Racing Book Penske Racing Team

Maybe We’ll See More Of Junior

During the Busch tv coverage this weekend, there was an interesting short interview with his Jr Motorsports Crew Chief, in which he made mention that Junior is not allowed to run more than three Busch Series Races in a year.

This apparently is part of his Budweiser contract, and accounts for the very low number of times we have seen Dale Earnhardt Jr appear in the Busch series over the last few years.

Junior is a racer through and through, so it always puzzled me as to why he did so few Busch races, while other drivers are combining full Cup and Busch schedules, and this lets us know why.

On the surface everything has always looked great with Bud and Junior, but maybe, just maybe, the guy who prides himself on being his own man might just be fed up with being too restricted.
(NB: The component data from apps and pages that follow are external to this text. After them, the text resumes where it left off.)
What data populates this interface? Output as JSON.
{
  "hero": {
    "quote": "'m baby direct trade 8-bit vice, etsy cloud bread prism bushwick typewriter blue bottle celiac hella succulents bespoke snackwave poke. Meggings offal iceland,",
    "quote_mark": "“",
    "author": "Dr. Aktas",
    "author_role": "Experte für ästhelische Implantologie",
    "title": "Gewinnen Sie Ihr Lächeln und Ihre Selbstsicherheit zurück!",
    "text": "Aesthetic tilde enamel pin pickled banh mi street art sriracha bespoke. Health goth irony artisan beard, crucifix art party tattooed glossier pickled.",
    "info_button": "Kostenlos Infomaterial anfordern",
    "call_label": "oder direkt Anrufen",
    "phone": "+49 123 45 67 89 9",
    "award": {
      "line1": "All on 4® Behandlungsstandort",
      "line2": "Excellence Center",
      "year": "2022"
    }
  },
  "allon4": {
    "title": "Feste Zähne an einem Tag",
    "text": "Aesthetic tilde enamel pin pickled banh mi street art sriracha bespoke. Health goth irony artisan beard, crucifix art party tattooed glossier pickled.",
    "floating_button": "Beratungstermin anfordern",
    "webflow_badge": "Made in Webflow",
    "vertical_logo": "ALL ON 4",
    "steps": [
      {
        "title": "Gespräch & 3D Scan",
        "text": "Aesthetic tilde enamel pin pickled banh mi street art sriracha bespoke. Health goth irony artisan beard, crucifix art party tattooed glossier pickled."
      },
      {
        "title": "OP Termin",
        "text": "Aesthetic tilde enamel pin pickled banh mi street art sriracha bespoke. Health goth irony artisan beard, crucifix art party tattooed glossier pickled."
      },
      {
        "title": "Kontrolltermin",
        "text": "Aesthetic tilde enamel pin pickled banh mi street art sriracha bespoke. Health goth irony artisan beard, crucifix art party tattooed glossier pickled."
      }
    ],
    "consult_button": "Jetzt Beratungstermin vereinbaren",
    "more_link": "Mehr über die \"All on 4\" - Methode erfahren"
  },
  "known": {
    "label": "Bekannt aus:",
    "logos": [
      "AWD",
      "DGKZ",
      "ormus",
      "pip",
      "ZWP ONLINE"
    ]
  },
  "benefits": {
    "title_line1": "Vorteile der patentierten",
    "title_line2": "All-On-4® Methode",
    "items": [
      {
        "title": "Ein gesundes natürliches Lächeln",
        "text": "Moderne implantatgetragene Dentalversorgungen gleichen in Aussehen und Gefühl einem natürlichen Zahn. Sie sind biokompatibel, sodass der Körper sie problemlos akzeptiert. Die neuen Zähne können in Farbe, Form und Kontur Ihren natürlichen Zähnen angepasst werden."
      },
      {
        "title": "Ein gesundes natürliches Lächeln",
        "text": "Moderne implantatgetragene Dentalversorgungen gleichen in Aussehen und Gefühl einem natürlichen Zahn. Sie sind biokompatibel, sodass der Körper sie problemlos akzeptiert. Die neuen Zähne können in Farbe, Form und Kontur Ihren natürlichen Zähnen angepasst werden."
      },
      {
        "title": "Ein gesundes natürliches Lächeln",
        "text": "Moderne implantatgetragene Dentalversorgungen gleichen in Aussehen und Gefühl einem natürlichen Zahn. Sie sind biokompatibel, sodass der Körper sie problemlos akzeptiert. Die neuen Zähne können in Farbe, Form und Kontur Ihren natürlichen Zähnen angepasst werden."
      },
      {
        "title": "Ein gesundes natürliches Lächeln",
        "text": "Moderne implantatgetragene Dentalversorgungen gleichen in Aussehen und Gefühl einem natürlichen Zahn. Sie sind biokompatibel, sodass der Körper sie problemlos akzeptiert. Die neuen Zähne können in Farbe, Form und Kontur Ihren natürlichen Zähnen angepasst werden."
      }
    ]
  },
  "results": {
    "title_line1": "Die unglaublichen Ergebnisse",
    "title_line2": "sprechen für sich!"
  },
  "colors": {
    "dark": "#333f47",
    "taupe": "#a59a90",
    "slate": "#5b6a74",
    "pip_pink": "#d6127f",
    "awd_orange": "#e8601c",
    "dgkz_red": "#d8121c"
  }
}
In Budweisers defence, they are paying a huge amount for Junior, and I am sure after his great fire in the Corvette at Sonoma a few years ago, they are nervous about him running any other cars, but at the same time Junior is a racer and I am sure he wants to do more racing, which we will probably see once he moves across to Hendrick Motorsport for 2008.

Hopefully we will see more of Junior next year in the Busch series. Watch this space, and let me know what you think about this.